Aim of the task:
It is required that all of the data be written out exactly.

[Website and app data records]
________
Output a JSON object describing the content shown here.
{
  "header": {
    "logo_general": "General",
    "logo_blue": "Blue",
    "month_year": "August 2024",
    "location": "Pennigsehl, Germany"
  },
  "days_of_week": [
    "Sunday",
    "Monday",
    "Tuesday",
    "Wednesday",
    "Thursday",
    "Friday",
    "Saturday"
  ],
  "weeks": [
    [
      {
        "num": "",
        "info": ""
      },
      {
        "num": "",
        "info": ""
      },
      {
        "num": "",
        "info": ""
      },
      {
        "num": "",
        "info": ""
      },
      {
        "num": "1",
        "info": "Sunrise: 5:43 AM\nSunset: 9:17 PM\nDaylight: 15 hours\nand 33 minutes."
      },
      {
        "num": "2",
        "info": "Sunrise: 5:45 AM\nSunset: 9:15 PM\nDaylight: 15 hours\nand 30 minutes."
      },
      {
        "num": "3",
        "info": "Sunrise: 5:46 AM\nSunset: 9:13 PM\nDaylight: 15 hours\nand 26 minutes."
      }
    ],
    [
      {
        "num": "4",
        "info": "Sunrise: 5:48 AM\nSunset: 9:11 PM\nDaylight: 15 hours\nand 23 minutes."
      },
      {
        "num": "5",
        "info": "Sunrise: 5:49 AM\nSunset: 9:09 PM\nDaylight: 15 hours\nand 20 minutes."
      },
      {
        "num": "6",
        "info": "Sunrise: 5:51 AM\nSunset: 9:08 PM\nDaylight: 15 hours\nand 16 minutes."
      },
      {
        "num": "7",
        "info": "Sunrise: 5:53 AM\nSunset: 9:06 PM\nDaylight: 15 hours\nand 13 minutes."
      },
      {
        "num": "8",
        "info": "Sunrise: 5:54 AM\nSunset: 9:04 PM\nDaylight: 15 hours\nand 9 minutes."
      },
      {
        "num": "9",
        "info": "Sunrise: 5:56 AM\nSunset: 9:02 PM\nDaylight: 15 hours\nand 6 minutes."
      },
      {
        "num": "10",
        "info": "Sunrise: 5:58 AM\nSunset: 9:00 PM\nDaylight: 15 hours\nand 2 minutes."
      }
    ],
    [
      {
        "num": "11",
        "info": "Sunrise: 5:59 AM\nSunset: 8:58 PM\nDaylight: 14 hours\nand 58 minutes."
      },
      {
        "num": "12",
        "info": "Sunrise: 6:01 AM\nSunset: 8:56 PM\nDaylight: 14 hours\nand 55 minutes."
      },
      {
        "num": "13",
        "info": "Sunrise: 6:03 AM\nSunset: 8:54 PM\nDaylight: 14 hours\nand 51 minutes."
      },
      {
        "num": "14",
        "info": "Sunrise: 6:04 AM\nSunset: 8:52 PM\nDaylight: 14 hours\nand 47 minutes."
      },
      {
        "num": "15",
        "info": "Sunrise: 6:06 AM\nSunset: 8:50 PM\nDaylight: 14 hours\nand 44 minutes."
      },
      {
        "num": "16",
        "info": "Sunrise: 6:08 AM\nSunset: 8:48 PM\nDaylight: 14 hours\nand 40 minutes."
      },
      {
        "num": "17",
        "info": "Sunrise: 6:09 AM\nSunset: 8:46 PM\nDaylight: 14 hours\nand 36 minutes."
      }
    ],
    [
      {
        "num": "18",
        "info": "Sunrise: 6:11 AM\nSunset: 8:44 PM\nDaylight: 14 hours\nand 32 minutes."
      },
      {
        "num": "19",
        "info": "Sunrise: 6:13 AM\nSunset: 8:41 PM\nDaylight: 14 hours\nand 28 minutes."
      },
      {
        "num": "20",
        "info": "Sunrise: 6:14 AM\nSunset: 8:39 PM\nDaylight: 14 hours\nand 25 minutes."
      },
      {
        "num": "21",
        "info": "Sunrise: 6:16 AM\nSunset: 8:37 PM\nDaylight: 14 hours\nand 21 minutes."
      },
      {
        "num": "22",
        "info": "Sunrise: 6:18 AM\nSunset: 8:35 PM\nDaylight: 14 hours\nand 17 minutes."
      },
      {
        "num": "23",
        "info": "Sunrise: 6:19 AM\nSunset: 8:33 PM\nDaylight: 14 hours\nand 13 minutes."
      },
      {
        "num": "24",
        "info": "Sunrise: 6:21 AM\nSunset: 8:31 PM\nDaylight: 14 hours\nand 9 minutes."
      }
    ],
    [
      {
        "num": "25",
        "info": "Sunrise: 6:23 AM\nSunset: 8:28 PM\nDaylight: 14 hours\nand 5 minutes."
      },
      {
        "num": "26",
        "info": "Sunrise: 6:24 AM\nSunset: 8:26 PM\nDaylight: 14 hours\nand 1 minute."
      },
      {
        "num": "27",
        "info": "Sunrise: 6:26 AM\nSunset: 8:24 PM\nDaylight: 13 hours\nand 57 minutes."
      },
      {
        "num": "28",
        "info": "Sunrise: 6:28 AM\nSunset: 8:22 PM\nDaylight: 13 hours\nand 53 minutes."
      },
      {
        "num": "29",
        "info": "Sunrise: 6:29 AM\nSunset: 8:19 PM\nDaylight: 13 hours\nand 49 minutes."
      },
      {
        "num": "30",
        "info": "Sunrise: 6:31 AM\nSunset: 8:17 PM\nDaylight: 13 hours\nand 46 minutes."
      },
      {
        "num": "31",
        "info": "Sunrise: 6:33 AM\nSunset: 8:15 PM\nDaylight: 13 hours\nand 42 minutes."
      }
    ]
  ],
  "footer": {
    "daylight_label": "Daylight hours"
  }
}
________
The completed task:
Output a JSON object describing the content shown here.
{
  "header": {
    "logo_general": "General",
    "logo_blue": "Blue",
    "month_year": "August 2024",
    "location": "Pennigsehl, Germany"
  },
  "days_of_week": [
    "Sunday",
    "Monday",
    "Tuesday",
    "Wednesday",
    "Thursday",
    "Friday",
    "Saturday"
  ],
  "weeks": [
    [
      {
        "num": "",
        "info": ""
      },
      {
        "num": "",
        "info": ""
      },
      {
        "num": "",
        "info": ""
      },
      {
        "num": "",
        "info": ""
      },
      {
        "num": "1",
        "info": "Sunrise: 5:43 AM\nSunset: 9:17 PM\nDaylight: 15 hours\nand 33 minutes."
      },
      {
        "num": "2",
        "info": "Sunrise: 5:45 AM\nSunset: 9:15 PM\nDaylight: 15 hours\nand 30 minutes."
      },
      {
        "num": "3",
        "info": "Sunrise: 5:46 AM\nSunset: 9:13 PM\nDaylight: 15 hours\nand 26 minutes."
      }
    ],
    [
      {
        "num": "4",
        "info": "Sunrise: 5:48 AM\nSunset: 9:11 PM\nDaylight: 15 hours\nand 23 minutes."
      },
      {
        "num": "5",
        "info": "Sunrise: 5:49 AM\nSunset: 9:09 PM\nDaylight: 15 hours\nand 20 minutes."
      },
      {
        "num": "6",
        "info": "Sunrise: 5:51 AM\nSunset: 9:08 PM\nDaylight: 15 hours\nand 16 minutes."
      },
      {
        "num": "7",
        "info": "Sunrise: 5:53 AM\nSunset: 9:06 PM\nDaylight: 15 hours\nand 13 minutes."
      },
      {
        "num": "8",
        "info": "Sunrise: 5:54 AM\nSunset: 9:04 PM\nDaylight: 15 hours\nand 9 minutes."
      },
      {
        "num": "9",
        "info": "Sunrise: 5:56 AM\nSunset: 9:02 PM\nDaylight: 15 hours\nand 6 minutes."
      },
      {
        "num": "10",
        "info": "Sunrise: 5:58 AM\nSunset: 9:00 PM\nDaylight: 15 hours\nand 2 minutes."
      }
    ],
    [
      {
        "num": "11",
        "info": "Sunrise: 5:59 AM\nSunset: 8:58 PM\nDaylight: 14 hours\nand 58 minutes."
      },
      {
        "num": "12",
        "info": "Sunrise: 6:01 AM\nSunset: 8:56 PM\nDaylight: 14 hours\nand 55 minutes."
      },
      {
        "num": "13",
        "info": "Sunrise: 6:03 AM\nSunset: 8:54 PM\nDaylight: 14 hours\nand 51 minutes."
      },
      {
        "num": "14",
        "info": "Sunrise: 6:04 AM\nSunset: 8:52 PM\nDaylight: 14 hours\nand 47 minutes."
      },
      {
        "num": "15",
        "info": "Sunrise: 6:06 AM\nSunset: 8:50 PM\nDaylight: 14 hours\nand 44 minutes."
      },
      {
        "num": "16",
        "info": "Sunrise: 6:08 AM\nSunset: 8:48 PM\nDaylight: 14 hours\nand 40 minutes."
      },
      {
        "num": "17",
        "info": "Sunrise: 6:09 AM\nSunset: 8:46 PM\nDaylight: 14 hours\nand 36 minutes."
      }
    ],
    [
      {
        "num": "18",
        "info": "Sunrise: 6:11 AM\nSunset: 8:44 PM\nDaylight: 14 hours\nand 32 minutes."
      },
      {
        "num": "19",
        "info": "Sunrise: 6:13 AM\nSunset: 8:41 PM\nDaylight: 14 hours\nand 28 minutes."
      },
      {
        "num": "20",
        "info": "Sunrise: 6:14 AM\nSunset: 8:39 PM\nDaylight: 14 hours\nand 25 minutes."
      },
      {
        "num": "21",
        "info": "Sunrise: 6:16 AM\nSunset: 8:37 PM\nDaylight: 14 hours\nand 21 minutes."
      },
      {
        "num": "22",
        "info": "Sunrise: 6:18 AM\nSunset: 8:35 PM\nDaylight: 14 hours\nand 17 minutes."
      },
      {
        "num": "23",
        "info": "Sunrise: 6:19 AM\nSunset: 8:33 PM\nDaylight: 14 hours\nand 13 minutes."
      },
      {
        "num": "24",
        "info": "Sunrise: 6:21 AM\nSunset: 8:31 PM\nDaylight: 14 hours\nand 9 minutes."
      }
    ],
    [
      {
        "num": "25",
        "info": "Sunrise: 6:23 AM\nSunset: 8:28 PM\nDaylight: 14 hours\nand 5 minutes."
      },
      {
        "num": "26",
        "info": "Sunrise: 6:24 AM\nSunset: 8:26 PM\nDaylight: 14 hours\nand 1 minute."
      },
      {
        "num": "27",
        "info": "Sunrise: 6:26 AM\nSunset: 8:24 PM\nDaylight: 13 hours\nand 57 minutes."
      },
      {
        "num": "28",
        "info": "Sunrise: 6:28 AM\nSunset: 8:22 PM\nDaylight: 13 hours\nand 53 minutes."
      },
      {
        "num": "29",
        "info": "Sunrise: 6:29 AM\nSunset: 8:19 PM\nDaylight: 13 hours\nand 49 minutes."
      },
      {
        "num": "30",
        "info": "Sunrise: 6:31 AM\nSunset: 8:17 PM\nDaylight: 13 hours\nand 46 minutes."
      },
      {
        "num": "31",
        "info": "Sunrise: 6:33 AM\nSunset: 8:15 PM\nDaylight: 13 hours\nand 42 minutes."
      }
    ]
  ],
  "footer": {
    "daylight_label": "Daylight hours"
  }
}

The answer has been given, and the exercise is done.